- **WORK TO BE COMPLETED**:
Reproduce each record exactly. The pictures should be skipped.

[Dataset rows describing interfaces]
++++++++

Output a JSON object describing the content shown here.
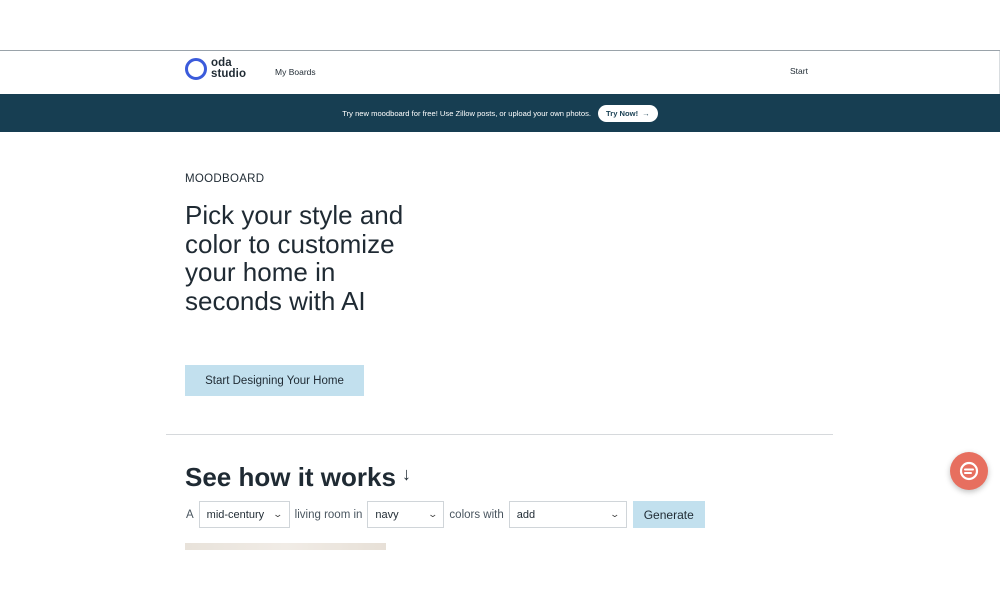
{
  "nav": {
    "logo_line1": "oda",
    "logo_line2": "studio",
    "my_boards": "My Boards",
    "start": "Start"
  },
  "banner": {
    "text": "Try new moodboard for free! Use Zillow posts, or upload your own photos.",
    "button_label": "Try Now!",
    "button_arrow": "→"
  },
  "hero": {
    "eyebrow": "MOODBOARD",
    "headline": "Pick your style and color to customize your home in seconds with AI",
    "cta": "Start Designing Your Home"
  },
  "how_it_works": {
    "title": "See how it works",
    "arrow": "↓",
    "word_a": "A",
    "style_value": "mid-century",
    "word_room": "living room in",
    "color_value": "navy",
    "word_colors": "colors with",
    "add_value": "add",
    "generate_label": "Generate",
    "chevron": "⌄"
  },
  "colors": {
    "brand_blue": "#3b5bdb",
    "banner_bg": "#173e52",
    "cta_bg": "#c2e0ee",
    "chat_bg": "#e76f5f"
  },
  "icons": {
    "chat": "chat-bubble-icon",
    "logo": "logo-ring-icon"
  }
}
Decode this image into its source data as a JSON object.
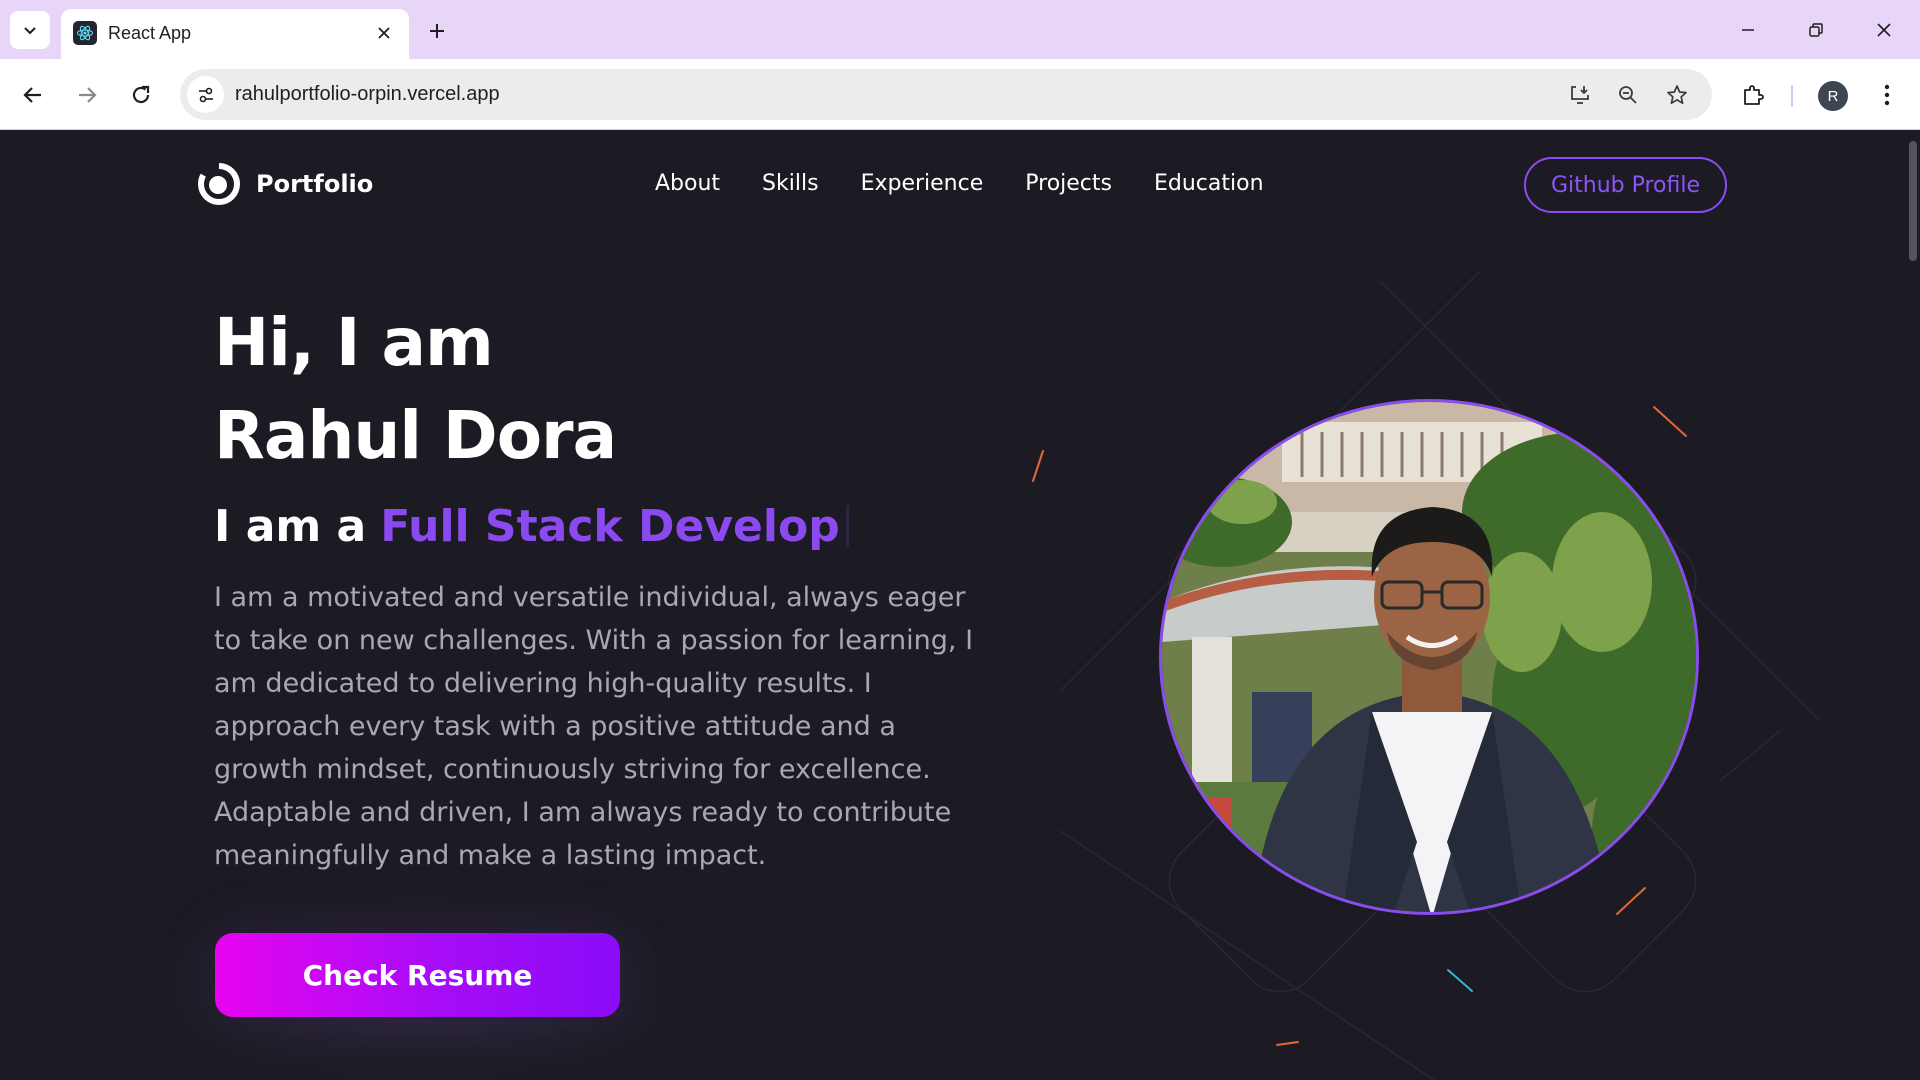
{
  "browser": {
    "tab_title": "React App",
    "url": "rahulportfolio-orpin.vercel.app",
    "profile_initial": "R",
    "icons": [
      "tab-list-chevron-icon",
      "react-favicon-icon",
      "close-icon",
      "plus-icon",
      "minimize-icon",
      "restore-icon",
      "close-window-icon",
      "back-arrow-icon",
      "forward-arrow-icon",
      "reload-icon",
      "site-info-icon",
      "install-app-icon",
      "zoom-icon",
      "bookmark-star-icon",
      "extensions-puzzle-icon",
      "more-vert-icon"
    ]
  },
  "navbar": {
    "logo_text": "Portfolio",
    "links": [
      "About",
      "Skills",
      "Experience",
      "Projects",
      "Education"
    ],
    "github_button": "Github Profile"
  },
  "hero": {
    "greeting": "Hi, I am",
    "name": "Rahul Dora",
    "role_prefix": "I am a",
    "role_typed": "Full Stack Develop",
    "bio": "I am a motivated and versatile individual, always eager to take on new challenges. With a passion for learning, I am dedicated to delivering high-quality results. I approach every task with a positive attitude and a growth mindset, continuously striving for excellence. Adaptable and driven, I am always ready to contribute meaningfully and make a lasting impact.",
    "resume_button": "Check Resume"
  },
  "colors": {
    "page_bg": "#1c1b23",
    "accent_purple": "#8b4af0",
    "button_gradient_start": "#e704ef",
    "button_gradient_end": "#8a0cf8",
    "browser_frame": "#e7d6f7"
  }
}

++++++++

- **RESULT OF THIS EXERCISE**:
Output a JSON object describing the content shown here.
{
  "nav": {
    "logo_line1": "oda",
    "logo_line2": "studio",
    "my_boards": "My Boards",
    "start": "Start"
  },
  "banner": {
    "text": "Try new moodboard for free! Use Zillow posts, or upload your own photos.",
    "button_label": "Try Now!",
    "button_arrow": "→"
  },
  "hero": {
    "eyebrow": "MOODBOARD",
    "headline": "Pick your style and color to customize your home in seconds with AI",
    "cta": "Start Designing Your Home"
  },
  "how_it_works": {
    "title": "See how it works",
    "arrow": "↓",
    "word_a": "A",
    "style_value": "mid-century",
    "word_room": "living room in",
    "color_value": "navy",
    "word_colors": "colors with",
    "add_value": "add",
    "generate_label": "Generate",
    "chevron": "⌄"
  },
  "colors": {
    "brand_blue": "#3b5bdb",
    "banner_bg": "#173e52",
    "cta_bg": "#c2e0ee",
    "chat_bg": "#e76f5f"
  },
  "icons": {
    "chat": "chat-bubble-icon",
    "logo": "logo-ring-icon"
  }
}
Decode this image into its source data as a JSON object.
{
  "browser": {
    "tab_title": "React App",
    "url": "rahulportfolio-orpin.vercel.app",
    "profile_initial": "R",
    "icons": [
      "tab-list-chevron-icon",
      "react-favicon-icon",
      "close-icon",
      "plus-icon",
      "minimize-icon",
      "restore-icon",
      "close-window-icon",
      "back-arrow-icon",
      "forward-arrow-icon",
      "reload-icon",
      "site-info-icon",
      "install-app-icon",
      "zoom-icon",
      "bookmark-star-icon",
      "extensions-puzzle-icon",
      "more-vert-icon"
    ]
  },
  "navbar": {
    "logo_text": "Portfolio",
    "links": [
      "About",
      "Skills",
      "Experience",
      "Projects",
      "Education"
    ],
    "github_button": "Github Profile"
  },
  "hero": {
    "greeting": "Hi, I am",
    "name": "Rahul Dora",
    "role_prefix": "I am a",
    "role_typed": "Full Stack Develop",
    "bio": "I am a motivated and versatile individual, always eager to take on new challenges. With a passion for learning, I am dedicated to delivering high-quality results. I approach every task with a positive attitude and a growth mindset, continuously striving for excellence. Adaptable and driven, I am always ready to contribute meaningfully and make a lasting impact.",
    "resume_button": "Check Resume"
  },
  "colors": {
    "page_bg": "#1c1b23",
    "accent_purple": "#8b4af0",
    "button_gradient_start": "#e704ef",
    "button_gradient_end": "#8a0cf8",
    "browser_frame": "#e7d6f7"
  }
}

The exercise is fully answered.